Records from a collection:
= = = = =

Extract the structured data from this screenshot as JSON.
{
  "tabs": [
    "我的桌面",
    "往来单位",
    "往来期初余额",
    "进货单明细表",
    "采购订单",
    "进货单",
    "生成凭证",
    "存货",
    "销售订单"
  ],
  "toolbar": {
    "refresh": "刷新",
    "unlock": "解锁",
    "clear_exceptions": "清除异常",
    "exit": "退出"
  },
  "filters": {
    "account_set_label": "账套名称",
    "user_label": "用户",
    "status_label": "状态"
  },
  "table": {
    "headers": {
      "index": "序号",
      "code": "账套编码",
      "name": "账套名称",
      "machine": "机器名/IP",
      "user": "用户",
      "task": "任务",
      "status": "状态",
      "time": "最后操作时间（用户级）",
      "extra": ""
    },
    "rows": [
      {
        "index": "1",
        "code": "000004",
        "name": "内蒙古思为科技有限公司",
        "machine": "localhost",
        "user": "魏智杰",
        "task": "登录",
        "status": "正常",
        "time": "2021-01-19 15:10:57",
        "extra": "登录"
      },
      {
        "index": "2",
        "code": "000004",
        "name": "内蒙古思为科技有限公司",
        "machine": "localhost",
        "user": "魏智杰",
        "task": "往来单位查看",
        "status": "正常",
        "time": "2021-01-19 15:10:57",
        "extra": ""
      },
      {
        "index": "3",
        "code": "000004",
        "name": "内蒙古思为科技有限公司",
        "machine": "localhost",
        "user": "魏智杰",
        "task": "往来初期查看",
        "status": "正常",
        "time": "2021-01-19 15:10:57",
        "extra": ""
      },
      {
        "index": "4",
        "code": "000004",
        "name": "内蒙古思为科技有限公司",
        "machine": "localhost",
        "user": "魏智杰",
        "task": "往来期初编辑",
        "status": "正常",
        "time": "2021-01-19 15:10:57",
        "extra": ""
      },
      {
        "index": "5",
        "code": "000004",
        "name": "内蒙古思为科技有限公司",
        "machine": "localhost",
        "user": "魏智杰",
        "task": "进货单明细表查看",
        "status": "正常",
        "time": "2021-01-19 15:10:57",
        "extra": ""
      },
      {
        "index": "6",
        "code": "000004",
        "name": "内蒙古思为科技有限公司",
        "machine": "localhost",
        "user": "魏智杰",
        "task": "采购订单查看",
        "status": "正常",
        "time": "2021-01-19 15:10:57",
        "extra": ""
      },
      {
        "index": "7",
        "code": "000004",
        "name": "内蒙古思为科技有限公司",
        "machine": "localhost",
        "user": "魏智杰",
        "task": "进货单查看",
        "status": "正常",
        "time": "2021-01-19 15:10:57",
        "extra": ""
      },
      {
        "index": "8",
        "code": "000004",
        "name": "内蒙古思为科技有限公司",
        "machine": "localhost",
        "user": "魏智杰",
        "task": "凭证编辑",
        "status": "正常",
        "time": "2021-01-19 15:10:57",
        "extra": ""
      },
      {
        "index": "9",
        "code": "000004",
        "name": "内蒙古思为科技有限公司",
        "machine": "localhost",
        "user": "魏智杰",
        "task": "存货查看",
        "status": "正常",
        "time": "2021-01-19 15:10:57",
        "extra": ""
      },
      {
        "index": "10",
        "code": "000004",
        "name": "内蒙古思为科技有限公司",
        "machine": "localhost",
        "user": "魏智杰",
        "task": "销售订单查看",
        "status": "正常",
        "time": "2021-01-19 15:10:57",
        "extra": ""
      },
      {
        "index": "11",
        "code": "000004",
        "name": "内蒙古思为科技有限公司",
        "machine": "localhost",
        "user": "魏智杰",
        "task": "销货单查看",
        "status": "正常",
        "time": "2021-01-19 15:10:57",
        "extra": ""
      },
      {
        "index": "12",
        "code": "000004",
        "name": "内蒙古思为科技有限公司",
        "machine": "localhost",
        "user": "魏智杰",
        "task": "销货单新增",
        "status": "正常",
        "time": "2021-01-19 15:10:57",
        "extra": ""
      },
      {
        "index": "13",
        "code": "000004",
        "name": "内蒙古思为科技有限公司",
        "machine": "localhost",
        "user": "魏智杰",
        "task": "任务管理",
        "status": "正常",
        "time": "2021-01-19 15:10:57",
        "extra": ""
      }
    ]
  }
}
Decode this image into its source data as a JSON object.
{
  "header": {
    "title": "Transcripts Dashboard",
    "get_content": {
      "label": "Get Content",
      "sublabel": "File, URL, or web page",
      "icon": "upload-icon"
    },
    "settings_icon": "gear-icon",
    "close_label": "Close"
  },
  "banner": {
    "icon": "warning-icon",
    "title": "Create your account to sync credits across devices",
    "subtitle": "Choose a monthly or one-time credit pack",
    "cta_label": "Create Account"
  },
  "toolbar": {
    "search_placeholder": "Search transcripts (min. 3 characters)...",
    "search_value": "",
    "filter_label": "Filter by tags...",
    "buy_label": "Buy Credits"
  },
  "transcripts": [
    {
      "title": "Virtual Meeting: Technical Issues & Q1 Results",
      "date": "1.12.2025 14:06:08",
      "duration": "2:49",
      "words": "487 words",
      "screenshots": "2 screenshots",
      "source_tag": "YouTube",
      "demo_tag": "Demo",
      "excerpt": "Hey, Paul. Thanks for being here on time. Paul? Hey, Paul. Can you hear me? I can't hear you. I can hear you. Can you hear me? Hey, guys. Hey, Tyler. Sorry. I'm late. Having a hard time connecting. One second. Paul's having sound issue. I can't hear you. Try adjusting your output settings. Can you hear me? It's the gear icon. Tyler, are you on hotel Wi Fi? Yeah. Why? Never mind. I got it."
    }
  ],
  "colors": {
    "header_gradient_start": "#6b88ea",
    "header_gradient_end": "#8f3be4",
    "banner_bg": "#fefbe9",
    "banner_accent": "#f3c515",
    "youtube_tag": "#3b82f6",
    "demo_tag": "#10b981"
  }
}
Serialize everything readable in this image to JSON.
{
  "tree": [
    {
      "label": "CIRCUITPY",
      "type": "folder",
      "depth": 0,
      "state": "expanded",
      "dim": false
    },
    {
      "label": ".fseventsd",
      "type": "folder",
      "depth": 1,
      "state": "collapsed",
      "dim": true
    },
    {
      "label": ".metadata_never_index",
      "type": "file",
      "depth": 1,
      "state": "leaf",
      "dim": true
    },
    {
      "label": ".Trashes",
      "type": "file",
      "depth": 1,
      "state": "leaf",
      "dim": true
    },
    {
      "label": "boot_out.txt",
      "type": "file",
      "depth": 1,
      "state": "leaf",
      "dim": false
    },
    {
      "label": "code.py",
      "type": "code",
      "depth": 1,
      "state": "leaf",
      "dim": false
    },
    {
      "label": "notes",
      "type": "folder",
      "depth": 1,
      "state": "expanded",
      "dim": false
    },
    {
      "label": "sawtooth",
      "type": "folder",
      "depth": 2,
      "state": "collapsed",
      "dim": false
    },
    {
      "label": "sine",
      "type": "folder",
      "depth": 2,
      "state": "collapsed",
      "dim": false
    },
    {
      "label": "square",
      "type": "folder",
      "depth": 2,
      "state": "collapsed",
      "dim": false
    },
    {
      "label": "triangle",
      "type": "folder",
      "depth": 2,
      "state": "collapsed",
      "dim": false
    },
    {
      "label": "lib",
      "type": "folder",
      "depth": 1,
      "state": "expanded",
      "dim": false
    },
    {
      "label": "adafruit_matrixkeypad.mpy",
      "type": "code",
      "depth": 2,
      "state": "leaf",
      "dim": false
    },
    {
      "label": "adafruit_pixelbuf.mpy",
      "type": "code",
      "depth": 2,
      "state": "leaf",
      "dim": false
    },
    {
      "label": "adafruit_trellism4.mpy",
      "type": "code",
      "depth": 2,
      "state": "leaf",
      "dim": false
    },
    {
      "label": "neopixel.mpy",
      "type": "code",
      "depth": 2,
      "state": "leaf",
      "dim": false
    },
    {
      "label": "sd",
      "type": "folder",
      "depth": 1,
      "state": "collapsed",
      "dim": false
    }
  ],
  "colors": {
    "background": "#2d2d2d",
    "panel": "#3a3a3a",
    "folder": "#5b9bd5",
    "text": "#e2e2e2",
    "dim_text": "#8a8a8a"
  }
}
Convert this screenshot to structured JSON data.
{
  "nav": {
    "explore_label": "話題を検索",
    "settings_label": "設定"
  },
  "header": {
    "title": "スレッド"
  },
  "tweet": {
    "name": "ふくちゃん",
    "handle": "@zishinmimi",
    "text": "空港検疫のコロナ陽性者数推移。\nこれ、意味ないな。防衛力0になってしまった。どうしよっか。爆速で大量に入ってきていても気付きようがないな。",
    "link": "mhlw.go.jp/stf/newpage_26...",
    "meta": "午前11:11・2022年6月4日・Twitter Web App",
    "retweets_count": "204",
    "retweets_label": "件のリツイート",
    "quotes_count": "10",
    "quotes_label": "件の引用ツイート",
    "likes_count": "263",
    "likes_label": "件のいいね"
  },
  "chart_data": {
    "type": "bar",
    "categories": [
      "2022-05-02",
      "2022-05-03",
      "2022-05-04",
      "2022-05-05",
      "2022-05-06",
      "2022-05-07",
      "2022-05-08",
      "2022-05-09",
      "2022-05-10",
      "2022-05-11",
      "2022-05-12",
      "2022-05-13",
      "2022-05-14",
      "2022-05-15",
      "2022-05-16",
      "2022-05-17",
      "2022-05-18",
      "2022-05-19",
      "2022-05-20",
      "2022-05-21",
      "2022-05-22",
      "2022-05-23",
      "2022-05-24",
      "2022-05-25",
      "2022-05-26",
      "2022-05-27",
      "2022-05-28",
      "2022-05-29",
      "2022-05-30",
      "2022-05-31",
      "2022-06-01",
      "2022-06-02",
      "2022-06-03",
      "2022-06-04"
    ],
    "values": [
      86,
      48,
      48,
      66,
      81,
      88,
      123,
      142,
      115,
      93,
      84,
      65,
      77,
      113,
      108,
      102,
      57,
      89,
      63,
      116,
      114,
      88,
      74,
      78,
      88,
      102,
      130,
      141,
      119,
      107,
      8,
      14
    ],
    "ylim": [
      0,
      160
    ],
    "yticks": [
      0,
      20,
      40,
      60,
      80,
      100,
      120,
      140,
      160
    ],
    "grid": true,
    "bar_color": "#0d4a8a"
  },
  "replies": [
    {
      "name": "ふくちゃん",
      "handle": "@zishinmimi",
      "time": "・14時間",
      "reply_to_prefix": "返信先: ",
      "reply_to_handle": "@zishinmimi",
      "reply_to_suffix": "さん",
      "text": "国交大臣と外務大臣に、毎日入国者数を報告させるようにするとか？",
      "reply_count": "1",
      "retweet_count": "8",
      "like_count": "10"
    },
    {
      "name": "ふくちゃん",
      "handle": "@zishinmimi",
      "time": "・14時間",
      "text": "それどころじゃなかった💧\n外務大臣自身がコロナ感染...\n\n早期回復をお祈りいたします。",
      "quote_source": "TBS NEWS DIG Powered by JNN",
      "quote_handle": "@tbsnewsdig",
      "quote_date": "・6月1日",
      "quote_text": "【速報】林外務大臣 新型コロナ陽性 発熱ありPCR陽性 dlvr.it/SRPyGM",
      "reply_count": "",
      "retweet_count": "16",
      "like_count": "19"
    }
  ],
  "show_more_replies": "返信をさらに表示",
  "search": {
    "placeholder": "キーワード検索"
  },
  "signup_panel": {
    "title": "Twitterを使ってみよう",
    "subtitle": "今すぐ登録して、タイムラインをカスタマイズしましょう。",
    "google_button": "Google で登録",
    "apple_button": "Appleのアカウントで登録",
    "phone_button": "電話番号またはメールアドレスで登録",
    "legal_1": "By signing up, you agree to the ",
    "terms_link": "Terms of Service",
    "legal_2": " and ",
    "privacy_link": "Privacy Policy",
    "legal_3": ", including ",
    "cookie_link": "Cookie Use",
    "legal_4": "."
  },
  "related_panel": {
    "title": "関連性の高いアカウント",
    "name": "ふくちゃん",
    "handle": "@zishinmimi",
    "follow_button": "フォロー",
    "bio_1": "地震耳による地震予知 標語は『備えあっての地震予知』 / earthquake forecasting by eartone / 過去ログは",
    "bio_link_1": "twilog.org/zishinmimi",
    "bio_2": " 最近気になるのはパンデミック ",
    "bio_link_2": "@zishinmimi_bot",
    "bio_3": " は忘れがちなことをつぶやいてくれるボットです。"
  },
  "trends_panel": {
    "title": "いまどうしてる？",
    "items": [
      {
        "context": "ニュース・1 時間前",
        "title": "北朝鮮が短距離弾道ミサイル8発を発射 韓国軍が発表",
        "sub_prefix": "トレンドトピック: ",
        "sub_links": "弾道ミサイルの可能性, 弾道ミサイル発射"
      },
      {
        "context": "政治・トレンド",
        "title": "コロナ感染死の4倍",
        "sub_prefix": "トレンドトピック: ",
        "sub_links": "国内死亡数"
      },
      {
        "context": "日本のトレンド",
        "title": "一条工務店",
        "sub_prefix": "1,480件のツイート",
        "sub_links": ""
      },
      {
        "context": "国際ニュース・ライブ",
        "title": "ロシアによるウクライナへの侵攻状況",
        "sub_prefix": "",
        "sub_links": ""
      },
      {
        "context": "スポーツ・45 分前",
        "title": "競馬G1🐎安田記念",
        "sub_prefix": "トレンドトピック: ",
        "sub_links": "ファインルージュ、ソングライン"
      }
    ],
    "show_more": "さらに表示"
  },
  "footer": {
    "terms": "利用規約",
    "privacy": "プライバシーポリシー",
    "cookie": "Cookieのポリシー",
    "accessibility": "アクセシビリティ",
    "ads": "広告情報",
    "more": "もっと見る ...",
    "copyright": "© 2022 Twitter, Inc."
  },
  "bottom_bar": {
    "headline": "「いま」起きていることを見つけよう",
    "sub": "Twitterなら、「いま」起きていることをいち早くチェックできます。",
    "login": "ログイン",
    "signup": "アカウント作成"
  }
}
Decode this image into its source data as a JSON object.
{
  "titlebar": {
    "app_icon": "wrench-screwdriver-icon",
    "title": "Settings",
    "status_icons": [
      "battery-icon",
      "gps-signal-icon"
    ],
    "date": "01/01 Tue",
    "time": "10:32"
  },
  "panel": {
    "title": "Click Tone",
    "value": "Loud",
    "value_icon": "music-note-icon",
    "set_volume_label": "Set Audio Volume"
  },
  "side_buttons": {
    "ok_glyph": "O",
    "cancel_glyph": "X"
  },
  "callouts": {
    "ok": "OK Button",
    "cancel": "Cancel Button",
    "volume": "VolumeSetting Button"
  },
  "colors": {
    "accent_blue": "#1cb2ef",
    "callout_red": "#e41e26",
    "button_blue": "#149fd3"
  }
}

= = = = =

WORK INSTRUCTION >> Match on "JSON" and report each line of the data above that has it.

RESULT FOR THIS TASK >>
Extract the structured data from this screenshot as JSON.
Decode this image into its source data as a JSON object.
Serialize everything readable in this image to JSON.
Convert this screenshot to structured JSON data.
Decode this image into its source data as a JSON object.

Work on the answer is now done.